One of the simplest forms of bird song is the trill. Trills are comprised of a series of similar phrases, repeated rapidly on one pitch and at a steady rate. Pine Warbler is one of several species that is commonly heard giving trilled songs in Eastern North America.
The rate of phrases in the trill can be helpful for identifying the species, but details of the individual notes offer a more reliable way to identify the singer (more on that in a future post). The bird in the recording below alternates slow and fast trills, which can be confusing when you are trying to identify the species, but it’s a good opportunity to practice hearing the difference between faster and slower tempos.
Moving on to the more complex songs of other species, we can still hear obvious differences in tempo. Below are recordings of White-throated Sparrow and Canada Warbler. The song of Canada Warbler includes about the same number of phrases as White-throated Sparrow, but the phrases are much shorter and the whole song is delivered in about half the time. Adding to the impression of a very rapid delivery is the fact that the warbler’s phrases are sharply slurred, while the sparrow sings a series of clear whistles with no pitch change. We might describe the sparrow as “relaxed” and the warbler as “hurried”.
Finally, a more subtle example of different tempo is provided by the two species below (Song Sparrow and House Finch), Both sing varied songs – a mixture of clear whistled notes, trills, and buzzes – but the House Finch sings at a faster tempo. In addition to the overall rate of singing, the House Finch’s song is given as a headlong warble without pauses or dramatic changes in notes. The Song Sparrow is more measured, lingering on certain notes before moving deliberately and crisply to the next.
One way to notice the difference in tempo is to imagine that you are the conductor of the orchestra.
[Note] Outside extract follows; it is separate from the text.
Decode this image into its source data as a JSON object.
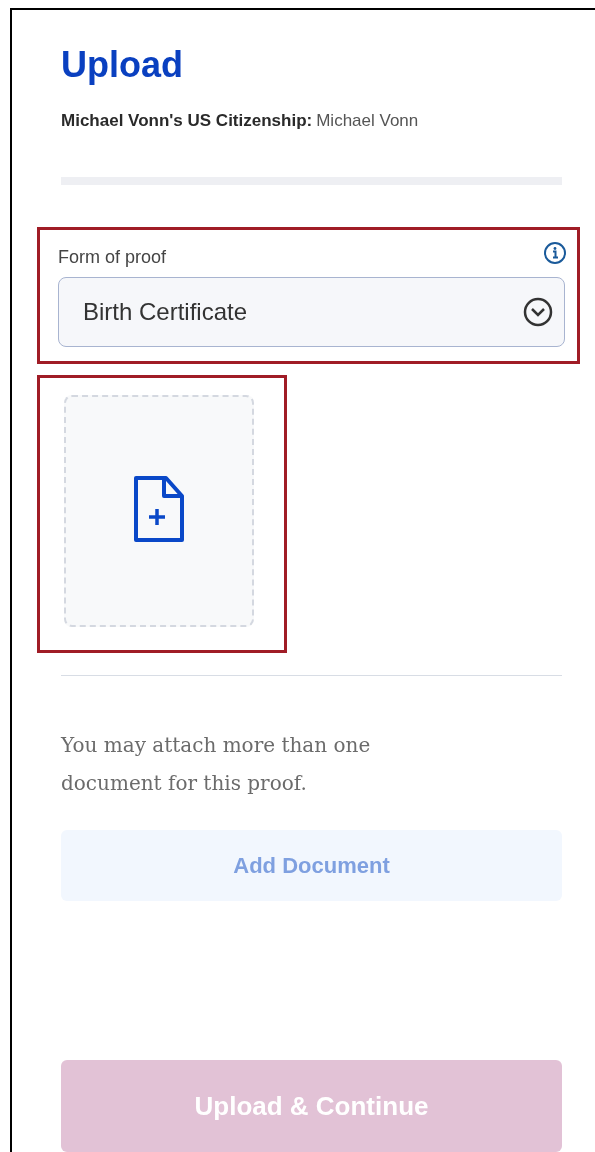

Try holding up a finger and keeping time with the bird’s song.
Tempo, like pitch, is usually not a field mark by itself, but paying attention to differences in tempo and the resulting rhythmic patterns is one of the keys to developing your bird song identification skills.
All of the recordings linked in this series are from the collection at Xeno-canto http://www.xeno-canto.org. This outstanding resource features the work of thousands of dedicated naturalists, all presented in an intuitive and functional website.